Giving up everythingRich Stigall
An excerpt from recent Vision Trip goer’s blog…
Some of the older children and some of the children with a background where they received an education spoke some English. One of those children latched on to me from the first night. His name is Beoda. Each day when we went to visit the orphans, Beoda would seek me out. We didn’t ever do much, he was seemingly content to stand by or sit next to me. We did play some soccer and toss around a football now and then but mostly we just spent time sitting or standing with each other.
Beoda is 11. I have a son who is 10 and another who turns 12 in a week. My children have a warm home where they are loved, a mom who is home with them all day to care for them and educate them as best we can. They have a father who in spite of my flaws comes home every night. I can’t imagine how they would respond to losing their comfortable existence and finding themselves living on rickety bunk beds with 90 other children, no Xbox, no DVDs, no toys, not even clothes of their own.
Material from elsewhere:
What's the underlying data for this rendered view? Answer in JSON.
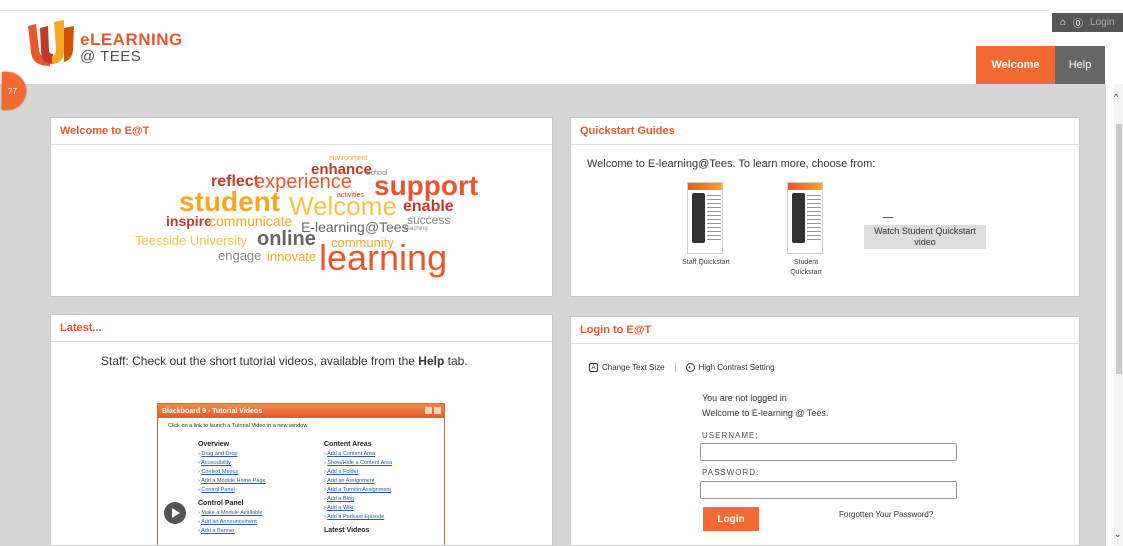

As a Christian parent I don’t think I have done a very good job of preparing my kids to live without while I proclaim to them a Christ who calls on us to give up everything. I have to wonder if the Christians among these orphans are not far better prepared to be witnesses to the world than my own children. Have I, in my eminently American quest to provide for my children by fulfilling their every whim, actually made sacrificial discipleship more difficult for those I am tasked with raising?
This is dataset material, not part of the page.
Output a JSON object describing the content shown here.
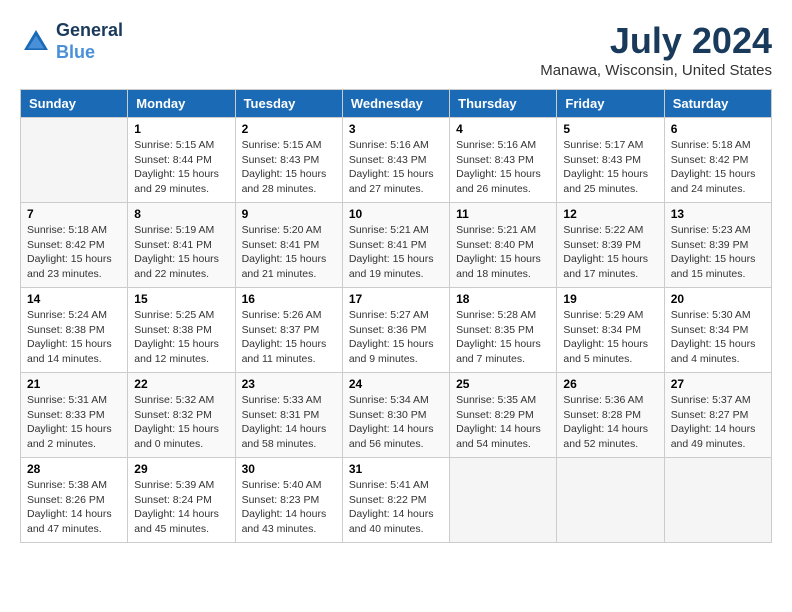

I found very few answers and even fewer solutions in Haiti. Quite the contrary, I am finding that the time I spent among the least of these has raised many troubling questions for me. One thing I know for certain. I promised Beoda that I would come visit him again and unless God calls one of us home before I can fulfill that promise, I will see him again.
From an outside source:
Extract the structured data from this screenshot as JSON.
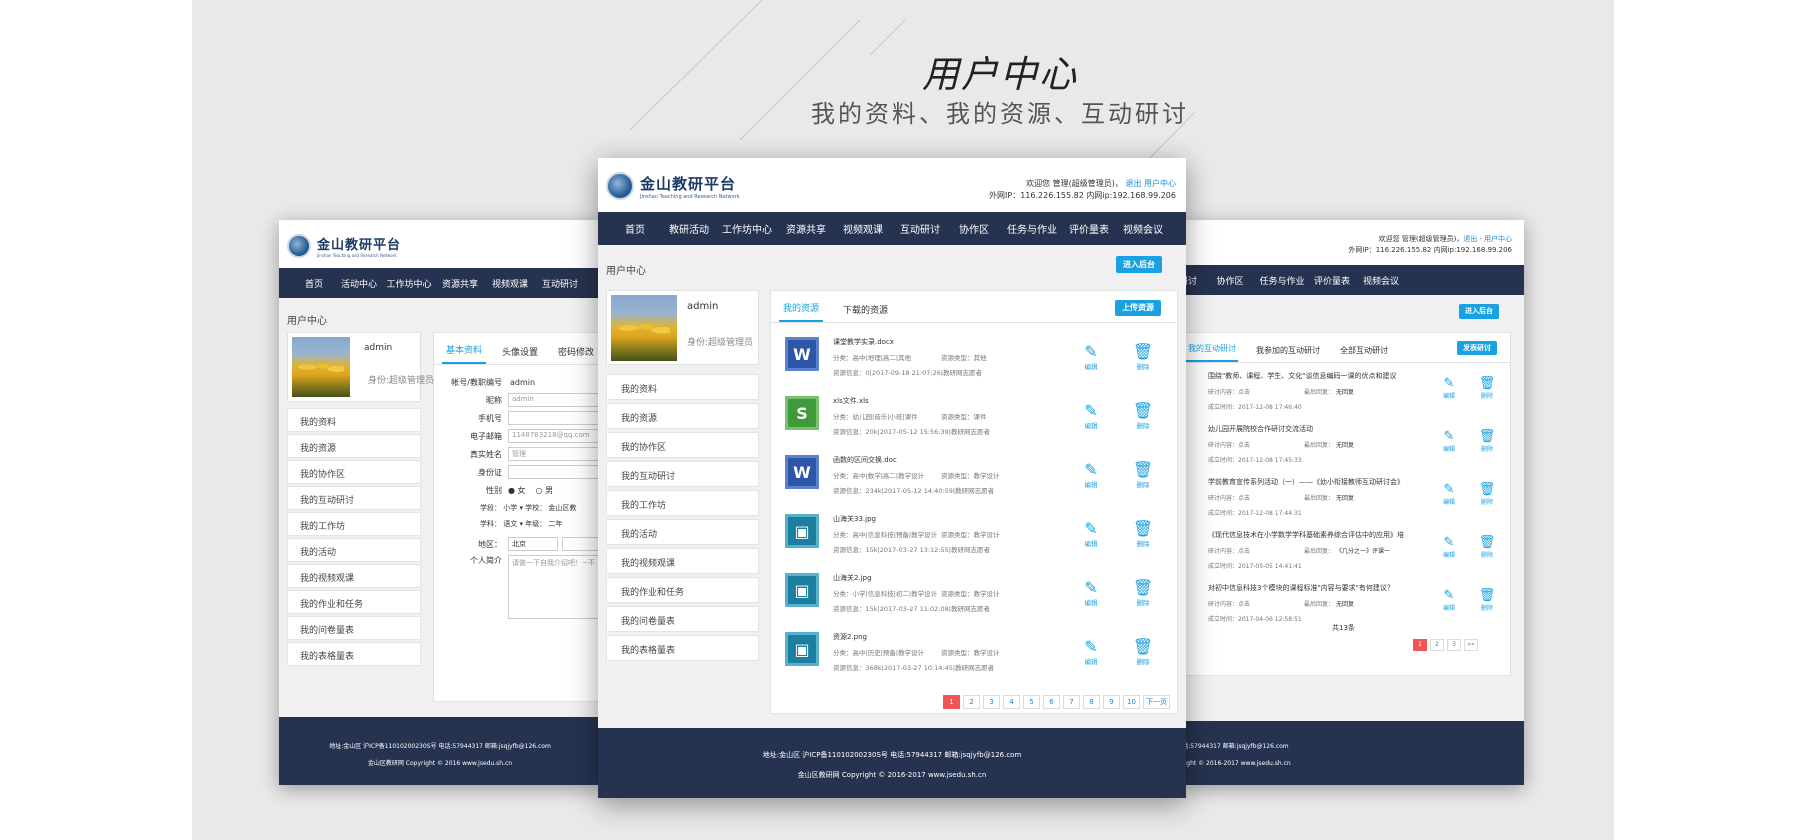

I asked Beoda and another young boy, Stevenson, to write their names in the small Bible I brought with me on the page facing the first chapter of James to remind me that James is not speaking of theological concepts to be debated in the ivy-covered halls of academia. He was speaking of real people, real orphans who had their lives turned upside down. Real widows who lost their husband and often had children to care for in a very different, very difficult world. James was writing about Beoda and Selene, about Stevenson, about Kimberly. I don’t know the story of most of the orphans I met last week but I do know what God has called us to do, each and every one of us. Visit and care for the widow and the orphan in their affliction. If we aren’t willing to do that most simple of callings, what is all of our religion and piety and learning good for?
– Arthur Sido